At the heart of it, I feel manipulated and I suppose some will argue that that is what art is supposed to do. I honestly don’t know if it is, but it seems to happen whether or not artists intend it to. At the very least it got me thinking, and that’s a good thing because where there are people thinking there are also thought experiments. I spent my formative late high school and early university years studying physics and a powerful tool used in that discipline were what Albert Einstein called “gedankenexperiments”. 

Gedankenexperiments is the German word for “thought experiments” and they are essentially a way of thinking in hypotheticals to assist in organizing thoughts around a particular problem. I came up with one to help me clean up some of the jumbled thoughts I had on the topic of Fearless Girl versus Charging Bull. It goes like this: 

Someone places a statue in front of Fearless Girl. That statue depicts a mother standing on her own with a sort of perturbed stance and equally perturbed look on her face. This woman is holding out her hand toward Fearless Girl as if to say, “Give it to me” or “We’re going home, now!” The new statue is given the title Frustrated Mother.

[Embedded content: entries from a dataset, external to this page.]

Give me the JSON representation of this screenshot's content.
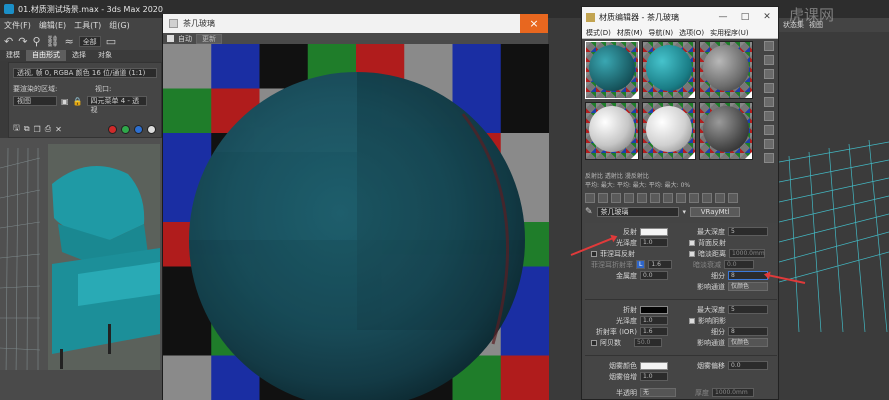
{
  "max": {
    "title": "01.材质测试场景.max - 3ds Max 2020",
    "menu": [
      "文件(F)",
      "编辑(E)",
      "工具(T)",
      "组(G)"
    ],
    "toolbar_combo": "全部",
    "ribbon": [
      "建模",
      "自由形式",
      "选择",
      "对象"
    ],
    "ribbon_active": "自由形式",
    "render_panel": {
      "channel": "透视, 帧 0, RGBA 颜色 16 位/通道 (1:1)",
      "area_label": "要渲染的区域:",
      "area_value": "视图",
      "viewport_label": "视口:",
      "viewport_value": "四元菜单 4 - 透视"
    }
  },
  "render_window": {
    "title": "茶几玻璃",
    "auto_label": "自动",
    "update_label": "更新",
    "close_glyph": "×"
  },
  "mat_editor": {
    "title": "材质编辑器 - 茶几玻璃",
    "window_buttons": [
      "—",
      "□",
      "✕"
    ],
    "menu": [
      "模式(D)",
      "材质(M)",
      "导航(N)",
      "选项(O)",
      "实用程序(U)"
    ],
    "info_row1": "反射比          透射比          漫反射比",
    "info_row2": "平均:    最大:    平均:    最大:    平均:    最大: 0%",
    "slot_name": "茶几玻璃",
    "slot_type": "VRayMtl",
    "params": {
      "reflect": "反射",
      "gloss": "光泽度",
      "gloss_val": "1.0",
      "fresnel": "菲涅耳反射",
      "fresnel_ior": "菲涅耳折射率",
      "fresnel_ior_lock": "L",
      "fresnel_ior_val": "1.6",
      "metal": "金属度",
      "metal_val": "0.0",
      "max_depth": "最大深度",
      "max_depth_val": "5",
      "back_reflect": "背面反射",
      "dim_distance": "暗淡距离",
      "dim_distance_val": "1000.0mm",
      "dim_falloff": "暗淡衰减",
      "dim_falloff_val": "0.0",
      "subdivs": "细分",
      "subdivs_val": "8",
      "affect_channels": "影响通道",
      "affect_channels_val": "仅颜色",
      "refract": "折射",
      "refr_gloss": "光泽度",
      "refr_gloss_val": "1.0",
      "ior": "折射率 (IOR)",
      "ior_val": "1.6",
      "abbe": "阿贝数",
      "abbe_val": "50.0",
      "refr_max_depth": "最大深度",
      "refr_max_depth_val": "5",
      "affect_shadows": "影响阴影",
      "refr_subdivs": "细分",
      "refr_subdivs_val": "8",
      "refr_affect": "影响通道",
      "refr_affect_val": "仅颜色",
      "fog_color": "烟雾颜色",
      "fog_bias": "烟雾偏移",
      "fog_bias_val": "0.0",
      "fog_mult": "烟雾倍增",
      "fog_mult_val": "1.0",
      "translucency": "半透明",
      "translucency_val": "无",
      "thickness": "厚度",
      "thickness_val": "1000.0mm"
    }
  },
  "right": {
    "toolbar": [
      "状态集",
      "视图"
    ]
  },
  "watermark": "虎课网",
  "colors": {
    "teal": "#1f8a93",
    "render_bg_red": "#b01c1c",
    "render_bg_green": "#1f7d2a",
    "render_bg_blue": "#1a2ea3",
    "render_bg_gray": "#8a8a8a",
    "render_bg_black": "#111111",
    "close_orange": "#e8671f",
    "annotation_red": "#e03a3a"
  }
}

The questions this scenario raises are plentiful. How would the creators of Fearless Girl feel? How would the supporters of Fearless Girl feel? How would the creator of Charging Bull feel? Would Fearless Girl become Petulant Child, Defiant Girl, or Stubborn Youth or would Frustrated Mother be viewed as a parent trying to protect her child, one who is unaware of the dangers of the world, from Charging Bull?

Let us take the thought experiment in another direction and further say that at the same time Frustrated Mother is installed, Charging Bull is removed. What happens then? Frustrated Mother can exist on her own without Charging Bull but she can’t exist, not in the same way at least, without Fearless Girl. On the other hand, Fearless Girl has always needed something else to realize its full impact. 

Unless that is, you turn her around.

Turn Fearless Girl and have her face the other direction, towards nothing in particular, and it doesn’t matter what is going on behind her, whether it is Charging Bull, Frustrated Mother, Donald Trump or some other catastrophe. Fearless Girl becomes Fearless and Independent Girl and no matter what is going on around her, the look of determination and confidence on her face would scream, “I got this.”

To that, all I would have to say is, “Hell yes she does!”

~ Andrew